FERGUSON FINDLEY – Counterfeit Corpse.

Ace Double D-187, paperback original; 1st printing, 1956.

   Findley wrote a small handful of crime novels back in the 1950s, and I’ll add a list of them at the end of my comments on this one, which I enjoyed, but which I’d be hard pressed to recommend to anyone else without waving a lot of warning flags first. (Read on.)


   A fellow named Don Ivy is the featured player in Counterfeit Corpse, and he tells the story himself. After being bounced out of England, after years of knocking around Europe and northern Africa during and after the war, and now that his mother’s dead, he’s settled down in the small town in New England and living in the very same house he grew up in.

   It’s not clear whether the town of Tombury is supposed to be in Vermont or New Hampshire, but since later on in the story he and his niece Judy have to cross the Massachusetts line while making a quick trip to Boston, my vote’s for the latter.

   Which of course doesn’t matter to you. What does matter, I think, is that the reason he was quietly kicked out of England was his expertise in making counterfeit plates (for ten pound notes) so well that the bills they were capable of printing could not be distinguished from real ones, save for one small deliberate flaw that only Ivy knows.

   He has no record in England, though — it’s been erased, thanks to services to the Crown. Which is all prelude to the story, though, which begins with Ivy finding a body in his yard while doing a spring cleanup. Then another – a roadside accident — then his niece Judy, whom he hasn’t seen in maybe 15 years, shows up; and then another body is found face down in a pond behind his house.

   Coincidence? Not on your life. It certainly gets the local authorities into an uproar, though. First the local cop, then a state policeman, then a guy from the FBI. It’s up to Ivy and the surprisingly capable assistance of his niece Judy to get him out of trouble before he’s up to and over his neck in it.

   Breezily told, in good old-fashioned pulp magazine style, the tale has some flaws I ought to tell you about, too. The pile up of bodies is no coincidence, but heading to Boston to look for clues, it strikes me as next to impossible that he find the correct cheap night spot where all of the players in the plot struck out from, in only one try — and how did they all come to be there in one spot to begin with? That’s neatly not mentioned or alluded to either.

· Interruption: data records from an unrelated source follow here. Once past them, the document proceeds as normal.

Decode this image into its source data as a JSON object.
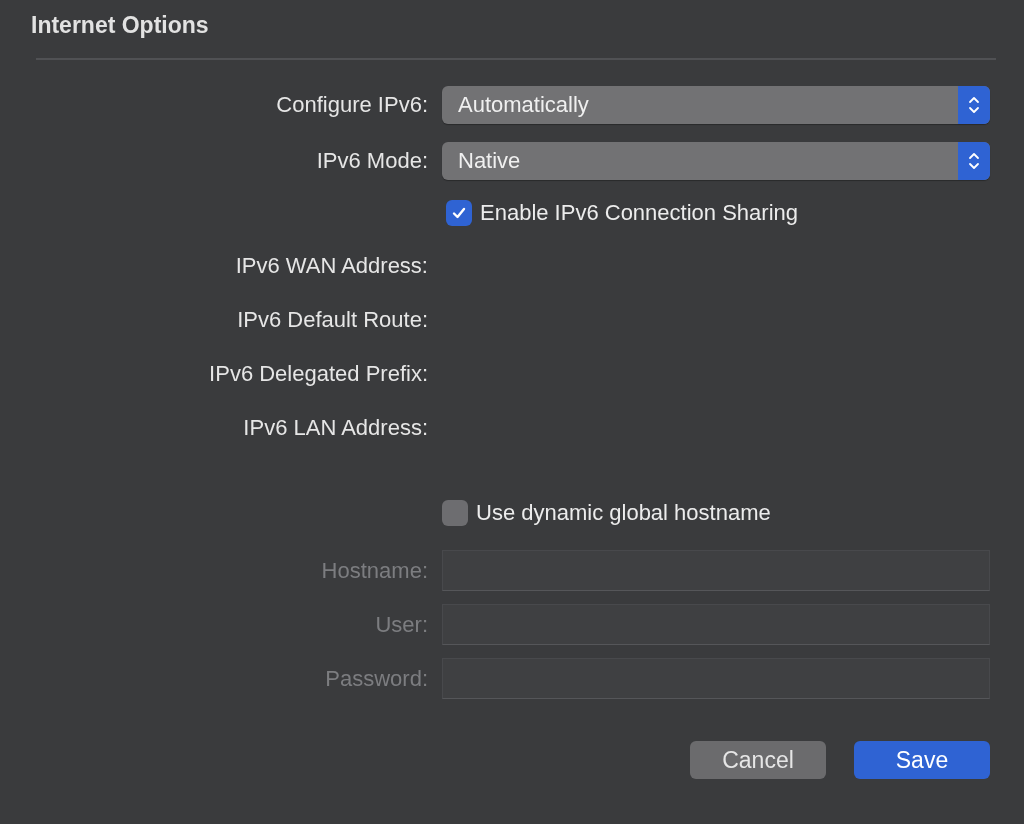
{
  "title": "Internet Options",
  "rows": [
    {
      "kind": "popup",
      "label": "Configure IPv6:",
      "value": "Automatically"
    },
    {
      "kind": "popup",
      "label": "IPv6 Mode:",
      "value": "Native"
    },
    {
      "kind": "checkbox",
      "text": "Enable IPv6 Connection Sharing",
      "checked": true
    },
    {
      "kind": "info",
      "label": "IPv6 WAN Address:"
    },
    {
      "kind": "info",
      "label": "IPv6 Default Route:"
    },
    {
      "kind": "info",
      "label": "IPv6 Delegated Prefix:"
    },
    {
      "kind": "info",
      "label": "IPv6 LAN Address:"
    },
    {
      "kind": "spacer"
    },
    {
      "kind": "checkbox",
      "text": "Use dynamic global hostname",
      "checked": false
    },
    {
      "kind": "field",
      "label": "Hostname:",
      "disabled": true
    },
    {
      "kind": "field",
      "label": "User:",
      "disabled": true
    },
    {
      "kind": "field",
      "label": "Password:",
      "disabled": true
    }
  ],
  "buttons": [
    {
      "label": "Cancel",
      "kind": "secondary"
    },
    {
      "label": "Save",
      "kind": "primary"
    }
  ]
}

   There is not a lot of detective work going on in this book, not the real deductive kind, that is, until the end, in which (unless I’ve read it wrong) Ivy doesn’t recognize a certain telephone number, one that he should know, until several hours later, when it is almost too late.

   What is amusing, I think, is how Ivy manages to steal the local cop’s girl friend away from him, after the local cop, trying to be friendly, uses the girl friend as part of his cover in the aforesaid enterprise.

   And if you’ve read this far, you might as well read the book and see how he does it, whether it ‘s a good move or not; or on the other hand, you might decide that I’ve told you enough of the story already, and that anything more would be superfluous.

Bibliographic data:   [Expanded from the Revised Crime Fiction IV, by Allen J. Hubin; US editions only.]

FINDLEY, FERGUSON. Pseudonym of Charles Weiser Frey, 1910-1963.

       My Old Man’s Badge. Duell, 1950 [Johnny Malone]. Popular Library #324, pb, 1951. Also reprinted as Killer Cop (Monarch #114, pb, 1959).


      Waterfront. Duell, 1951 [Johnny Malone]. Serialized in Collier’s Magazine, August 1950. Popular Library #408, pb, 1952.


      The Man in the Middle. Duell, 1952. Reprinted as Dead Ringer (Bestseller B160, 1953).


      Counterfeit Corpse. Ace Double D-197, 1956.
      Murder Makes Me Mad. Popular Library #780, 1956.